Center for Teaching and Learning
By fostering community collaboration, offering tailored support, and encouraging sustained growth in teaching, The Episcopal Academy Center for Teaching and Learning seeks to provide teachers with the foundation to maximize every opportunity for students to learn.
Since 2017, The Episcopal Academy Center for Teaching and Learning (CTL) has provided EA teachers with personalized support to spark collaboration and inspire innovation in the classroom. The CTL delivers on-campus, on-demand professional development, powered by the CTL team’s meticulous research of the latest educational methods and tools.
The ever-expanding list of CTL programming includes personalized one-on-one instructional coaching, on-campus workshops and seminars, visits from thought leaders in education, an educational resource library, professional reading groups, and regular updates on research.
The CTL’s support is a critical component in both ensuring the best educational experience for EA students, and helping to foster EA’s culture of continuous improvement, collaboration, teamwork, and camaraderie among faculty.
Transforming Teaching Summer Collaborative
July 19-20, 2023 at The Episcopal Academy | Free to Attend
TTSC is a unique opportunity for leaders of teaching and learning to come together to think deeply about the year ahead of them and plan proactively to lead instruction and guide change in their schools. Designed to maximize the power of collaboration, the TTSC goal is to provide each attendee with a retreat for their professional mind - a place to come to be inspired, share stories of what works in schools, and leave feeling a renewed sense of purpose and energy for the year to come.

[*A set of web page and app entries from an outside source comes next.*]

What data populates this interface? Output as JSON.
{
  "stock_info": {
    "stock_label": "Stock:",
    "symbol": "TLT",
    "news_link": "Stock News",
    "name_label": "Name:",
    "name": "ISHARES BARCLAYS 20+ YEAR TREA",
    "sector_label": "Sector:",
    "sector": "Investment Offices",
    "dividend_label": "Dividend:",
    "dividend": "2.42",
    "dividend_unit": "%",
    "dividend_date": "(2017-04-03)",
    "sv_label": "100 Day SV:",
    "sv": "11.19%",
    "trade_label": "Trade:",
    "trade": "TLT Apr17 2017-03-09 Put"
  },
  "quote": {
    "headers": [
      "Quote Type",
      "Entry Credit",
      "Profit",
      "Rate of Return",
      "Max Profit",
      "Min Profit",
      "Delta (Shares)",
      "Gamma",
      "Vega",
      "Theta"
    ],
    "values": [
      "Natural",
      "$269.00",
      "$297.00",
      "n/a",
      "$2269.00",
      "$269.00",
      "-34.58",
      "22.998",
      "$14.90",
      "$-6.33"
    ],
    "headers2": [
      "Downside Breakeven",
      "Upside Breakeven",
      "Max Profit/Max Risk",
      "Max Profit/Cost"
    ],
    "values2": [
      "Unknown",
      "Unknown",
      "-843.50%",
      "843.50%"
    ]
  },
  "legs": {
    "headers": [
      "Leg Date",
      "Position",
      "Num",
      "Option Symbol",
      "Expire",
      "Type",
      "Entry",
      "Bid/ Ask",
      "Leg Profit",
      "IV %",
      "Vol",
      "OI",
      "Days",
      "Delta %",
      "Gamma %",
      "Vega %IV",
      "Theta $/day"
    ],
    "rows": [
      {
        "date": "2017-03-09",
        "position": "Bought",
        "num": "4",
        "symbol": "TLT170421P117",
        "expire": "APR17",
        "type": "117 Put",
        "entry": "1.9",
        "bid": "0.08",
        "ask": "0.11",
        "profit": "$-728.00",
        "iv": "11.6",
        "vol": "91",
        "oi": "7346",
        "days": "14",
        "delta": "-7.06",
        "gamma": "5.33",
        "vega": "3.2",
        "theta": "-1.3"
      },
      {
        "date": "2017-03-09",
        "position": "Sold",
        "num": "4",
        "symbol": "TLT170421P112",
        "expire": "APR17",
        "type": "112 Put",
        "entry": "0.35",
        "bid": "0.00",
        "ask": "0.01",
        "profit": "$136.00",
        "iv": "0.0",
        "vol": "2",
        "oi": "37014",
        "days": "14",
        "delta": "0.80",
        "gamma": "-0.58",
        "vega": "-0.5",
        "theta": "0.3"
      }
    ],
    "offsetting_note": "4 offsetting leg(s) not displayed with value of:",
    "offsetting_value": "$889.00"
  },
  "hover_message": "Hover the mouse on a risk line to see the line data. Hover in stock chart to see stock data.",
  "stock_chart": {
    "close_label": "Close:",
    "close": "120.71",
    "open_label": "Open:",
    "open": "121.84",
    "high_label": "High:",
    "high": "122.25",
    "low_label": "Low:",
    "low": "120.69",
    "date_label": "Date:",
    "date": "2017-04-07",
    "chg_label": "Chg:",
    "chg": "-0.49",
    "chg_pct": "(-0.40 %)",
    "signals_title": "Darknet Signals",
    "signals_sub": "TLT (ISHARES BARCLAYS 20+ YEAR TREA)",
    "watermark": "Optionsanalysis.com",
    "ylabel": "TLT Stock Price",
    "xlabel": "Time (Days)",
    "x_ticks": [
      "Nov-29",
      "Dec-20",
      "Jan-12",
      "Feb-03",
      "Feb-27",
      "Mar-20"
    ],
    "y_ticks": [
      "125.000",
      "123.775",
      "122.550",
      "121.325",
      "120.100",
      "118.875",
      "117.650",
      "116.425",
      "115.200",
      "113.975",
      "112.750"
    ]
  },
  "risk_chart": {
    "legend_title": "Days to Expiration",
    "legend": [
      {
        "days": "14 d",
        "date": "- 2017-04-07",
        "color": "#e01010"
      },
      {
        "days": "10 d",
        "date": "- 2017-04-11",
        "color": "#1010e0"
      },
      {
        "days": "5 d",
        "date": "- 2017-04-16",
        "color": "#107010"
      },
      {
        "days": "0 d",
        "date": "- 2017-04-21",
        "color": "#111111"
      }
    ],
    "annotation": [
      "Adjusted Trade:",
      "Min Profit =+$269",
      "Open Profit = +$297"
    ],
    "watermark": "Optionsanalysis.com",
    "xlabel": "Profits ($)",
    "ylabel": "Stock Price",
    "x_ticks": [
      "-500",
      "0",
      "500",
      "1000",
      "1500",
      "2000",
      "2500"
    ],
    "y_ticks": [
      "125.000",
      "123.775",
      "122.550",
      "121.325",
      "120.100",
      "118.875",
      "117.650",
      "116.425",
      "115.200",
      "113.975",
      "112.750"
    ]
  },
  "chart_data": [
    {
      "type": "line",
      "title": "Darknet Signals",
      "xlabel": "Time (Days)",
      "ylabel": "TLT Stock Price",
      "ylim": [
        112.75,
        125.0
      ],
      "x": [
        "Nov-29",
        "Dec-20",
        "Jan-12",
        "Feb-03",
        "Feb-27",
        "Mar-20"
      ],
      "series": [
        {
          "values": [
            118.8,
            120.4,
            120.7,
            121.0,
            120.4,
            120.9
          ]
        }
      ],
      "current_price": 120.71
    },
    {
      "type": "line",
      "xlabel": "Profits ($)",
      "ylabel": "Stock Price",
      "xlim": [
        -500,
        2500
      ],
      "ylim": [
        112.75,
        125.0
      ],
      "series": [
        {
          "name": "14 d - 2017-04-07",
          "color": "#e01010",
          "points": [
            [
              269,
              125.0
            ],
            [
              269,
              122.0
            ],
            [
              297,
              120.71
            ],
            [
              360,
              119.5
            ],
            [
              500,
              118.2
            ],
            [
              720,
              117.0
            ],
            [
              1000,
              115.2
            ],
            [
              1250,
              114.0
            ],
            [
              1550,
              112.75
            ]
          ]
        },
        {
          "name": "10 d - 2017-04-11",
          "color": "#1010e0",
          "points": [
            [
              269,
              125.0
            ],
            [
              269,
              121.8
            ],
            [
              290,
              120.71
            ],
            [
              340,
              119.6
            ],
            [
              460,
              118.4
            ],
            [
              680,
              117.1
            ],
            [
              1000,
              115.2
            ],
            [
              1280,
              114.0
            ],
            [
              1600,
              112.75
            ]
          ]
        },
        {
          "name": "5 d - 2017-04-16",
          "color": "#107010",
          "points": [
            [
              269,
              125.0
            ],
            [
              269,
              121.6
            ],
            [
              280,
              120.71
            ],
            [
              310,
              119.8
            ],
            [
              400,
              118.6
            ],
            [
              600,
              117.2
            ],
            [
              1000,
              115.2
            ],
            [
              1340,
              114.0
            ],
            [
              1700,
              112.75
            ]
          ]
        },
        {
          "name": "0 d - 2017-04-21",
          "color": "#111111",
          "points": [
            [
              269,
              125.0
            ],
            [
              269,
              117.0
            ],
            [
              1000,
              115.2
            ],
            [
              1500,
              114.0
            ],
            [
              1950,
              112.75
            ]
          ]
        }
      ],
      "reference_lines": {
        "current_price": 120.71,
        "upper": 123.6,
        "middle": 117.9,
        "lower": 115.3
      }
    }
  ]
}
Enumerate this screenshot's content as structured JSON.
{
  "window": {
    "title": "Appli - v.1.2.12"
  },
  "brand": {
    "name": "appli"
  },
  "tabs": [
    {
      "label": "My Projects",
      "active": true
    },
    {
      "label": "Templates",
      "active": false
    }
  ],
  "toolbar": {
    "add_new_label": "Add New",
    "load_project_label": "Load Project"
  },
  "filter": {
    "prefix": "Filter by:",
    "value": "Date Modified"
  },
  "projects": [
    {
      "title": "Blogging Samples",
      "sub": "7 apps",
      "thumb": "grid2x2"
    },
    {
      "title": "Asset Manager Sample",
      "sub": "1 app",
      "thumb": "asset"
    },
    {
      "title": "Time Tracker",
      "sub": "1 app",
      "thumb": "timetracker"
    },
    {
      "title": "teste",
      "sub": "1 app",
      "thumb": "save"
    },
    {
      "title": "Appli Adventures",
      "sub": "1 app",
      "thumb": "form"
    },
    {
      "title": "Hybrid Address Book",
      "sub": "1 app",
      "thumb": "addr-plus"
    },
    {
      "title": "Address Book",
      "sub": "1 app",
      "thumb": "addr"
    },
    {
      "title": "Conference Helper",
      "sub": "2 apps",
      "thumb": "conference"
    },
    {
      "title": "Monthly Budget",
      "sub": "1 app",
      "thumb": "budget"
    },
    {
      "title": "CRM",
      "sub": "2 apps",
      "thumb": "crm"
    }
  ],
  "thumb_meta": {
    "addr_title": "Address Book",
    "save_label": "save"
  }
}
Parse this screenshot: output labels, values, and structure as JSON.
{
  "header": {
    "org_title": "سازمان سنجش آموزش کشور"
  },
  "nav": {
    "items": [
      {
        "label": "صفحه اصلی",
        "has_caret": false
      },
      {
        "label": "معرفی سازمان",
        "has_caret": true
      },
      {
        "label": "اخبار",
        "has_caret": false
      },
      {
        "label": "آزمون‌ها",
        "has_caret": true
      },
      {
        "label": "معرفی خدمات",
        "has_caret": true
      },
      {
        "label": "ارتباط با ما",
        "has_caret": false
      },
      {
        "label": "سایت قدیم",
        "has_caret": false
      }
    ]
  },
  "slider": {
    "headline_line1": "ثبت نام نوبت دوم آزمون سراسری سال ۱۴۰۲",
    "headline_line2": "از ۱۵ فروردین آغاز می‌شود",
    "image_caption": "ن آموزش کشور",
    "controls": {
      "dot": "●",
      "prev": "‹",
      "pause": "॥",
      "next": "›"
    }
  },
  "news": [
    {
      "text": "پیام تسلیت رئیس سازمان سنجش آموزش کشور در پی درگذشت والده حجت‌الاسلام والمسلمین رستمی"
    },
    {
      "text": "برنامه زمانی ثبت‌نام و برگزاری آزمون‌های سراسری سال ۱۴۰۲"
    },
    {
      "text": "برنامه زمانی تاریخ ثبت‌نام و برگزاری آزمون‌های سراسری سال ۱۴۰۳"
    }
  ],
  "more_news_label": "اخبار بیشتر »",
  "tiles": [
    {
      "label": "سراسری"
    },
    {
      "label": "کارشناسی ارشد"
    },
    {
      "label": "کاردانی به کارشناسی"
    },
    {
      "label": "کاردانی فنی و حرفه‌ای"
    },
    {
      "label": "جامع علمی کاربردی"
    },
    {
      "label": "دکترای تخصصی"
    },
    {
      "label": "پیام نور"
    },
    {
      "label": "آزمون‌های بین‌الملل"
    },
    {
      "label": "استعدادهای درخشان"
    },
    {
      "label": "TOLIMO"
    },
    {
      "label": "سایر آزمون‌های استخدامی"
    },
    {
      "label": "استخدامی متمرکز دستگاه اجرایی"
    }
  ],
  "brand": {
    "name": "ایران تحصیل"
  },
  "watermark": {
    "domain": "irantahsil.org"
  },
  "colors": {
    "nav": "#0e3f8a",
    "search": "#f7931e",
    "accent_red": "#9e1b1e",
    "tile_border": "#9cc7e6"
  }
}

"Reflecting on lockdown teaching, I was struck that while it is essentially no one's preferred mode of operation, asynchronous instruction does have its advantages," explained Upper School Science Teacher Dan Baxter.